The mind must be DISCIPLINED in three senses. The person must be able to think in terms of the major scholarly disciplines (history, mathematics, science, and the arts); he/she must have at least one area of expertise; he/she must have those habits of continued application so that learning can continue throughout life. Nobel laureate Murray Gell-Mann argues that in the 21st century, the most important mind will be the SYNTHESIZING MIND. Individuals are subjected to huge amounts of information. We must be able to decide what is

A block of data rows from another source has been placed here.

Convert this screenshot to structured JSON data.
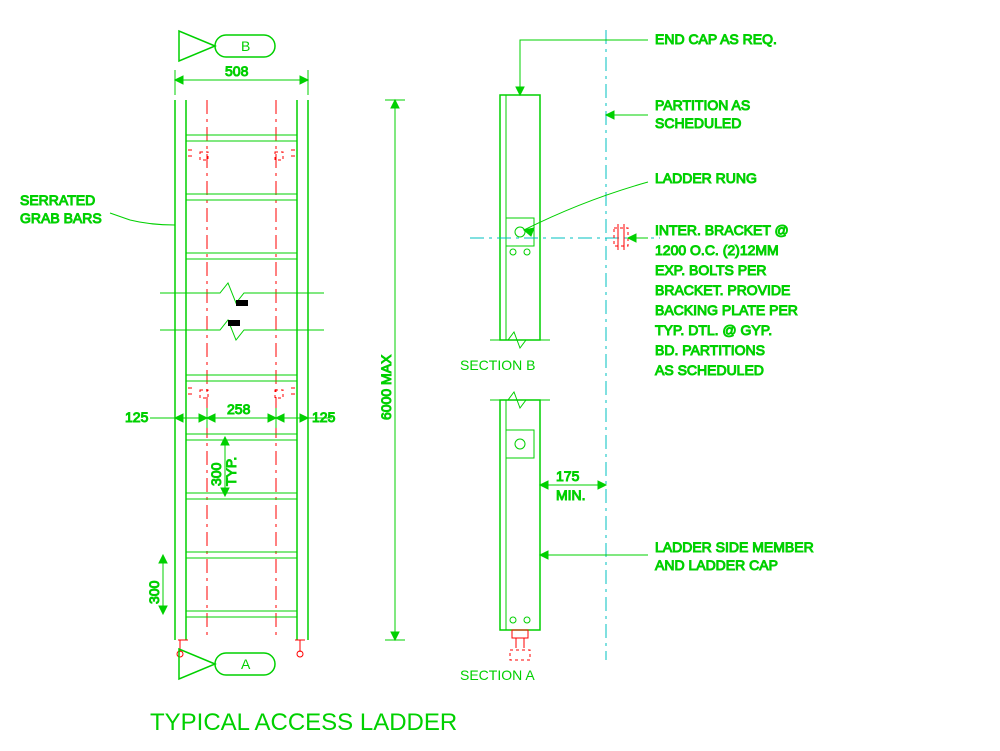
{
  "title": "TYPICAL ACCESS LADDER",
  "markers": {
    "top": "B",
    "bottom": "A"
  },
  "sectionLabels": {
    "a": "SECTION A",
    "b": "SECTION B"
  },
  "dims": {
    "width508": "508",
    "height": "6000 MAX",
    "gap258": "258",
    "side125a": "125",
    "side125b": "125",
    "rung300": "300",
    "rungTyp": "TYP.",
    "bottom300": "300",
    "clear175": "175",
    "clearMin": "MIN."
  },
  "labels": {
    "serrated1": "SERRATED",
    "serrated2": "GRAB BARS",
    "endcap": "END CAP AS REQ.",
    "partition1": "PARTITION AS",
    "partition2": "SCHEDULED",
    "rung": "LADDER RUNG",
    "bracket1": "INTER. BRACKET @",
    "bracket2": "1200 O.C. (2)12MM",
    "bracket3": "EXP. BOLTS PER",
    "bracket4": "BRACKET.  PROVIDE",
    "bracket5": "BACKING PLATE PER",
    "bracket6": "TYP. DTL. @ GYP.",
    "bracket7": "BD. PARTITIONS",
    "bracket8": "AS SCHEDULED",
    "side1": "LADDER SIDE MEMBER",
    "side2": "AND LADDER CAP"
  }
}
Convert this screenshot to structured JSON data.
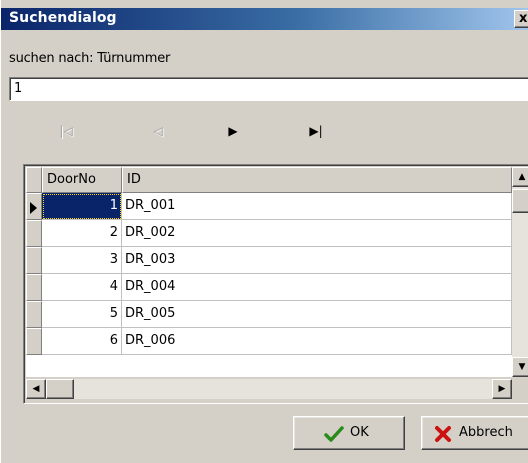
{
  "dialog": {
    "title": "Suchendialog",
    "close_label": "x",
    "search_label": "suchen nach: Türnummer",
    "search_value": "1"
  },
  "navigator": {
    "buttons": [
      {
        "name": "first",
        "glyph": "|◁",
        "enabled": false
      },
      {
        "name": "prior",
        "glyph": "◁",
        "enabled": false
      },
      {
        "name": "next",
        "glyph": "▶",
        "enabled": true
      },
      {
        "name": "last",
        "glyph": "▶|",
        "enabled": true
      }
    ]
  },
  "grid": {
    "columns": [
      "DoorNo",
      "ID"
    ],
    "rows": [
      {
        "door_no": "1",
        "id": "DR_001"
      },
      {
        "door_no": "2",
        "id": "DR_002"
      },
      {
        "door_no": "3",
        "id": "DR_003"
      },
      {
        "door_no": "4",
        "id": "DR_004"
      },
      {
        "door_no": "5",
        "id": "DR_005"
      },
      {
        "door_no": "6",
        "id": "DR_006"
      }
    ],
    "selected_row": 0
  },
  "buttons": {
    "ok_label": "OK",
    "cancel_label": "Abbrech"
  },
  "colors": {
    "title_bar": "#0a246a",
    "selection": "#0a246a",
    "ok_icon": "#2a8a1a",
    "cancel_icon": "#cc1111"
  }
}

important; how best to organize it for ourselves; how best to communicate it to others. Almost everything that can be automated will be. The last frontier for the mind is that of CREATING New Ideas.... thinking outside of the box. Such thinking presupposes a certain discipline and considerable synthesizing ability but it cannot be constrained by what has been thought or done before. The first three kinds of minds are cognitive. The last two relate to the world of other individuals, and are thus more social and affective. The RESPECTFUL MIND goes beyond mere tolerance. Respectful persons welcome human diversity, seek to understand and work with others, and cultivate an atmosphere of openness and reciprocity. The ETHICAL MIND builds upon respect but entails a more abstract attitude. Ethical individuals ponder their roles as workers and citizens. They carry out good work... work that is excellent, ethical and personally meaningful. They consider their roles as citizens of their community, their region, and the globe and act in constructive, non egocentric ways. Needless to say, the development of each of these kinds of minds is a formidable undertaking. There is a certain tension between these minds... for example, excessive respect can thwart creativity. Thus, getting these kinds of minds to work together is itself a challenge of synthesis. Education is inherently and inevitably an issue of human goals and human values I wish that this statement were mounted prominently above the desk of every policy maker. Howard Gardner 2006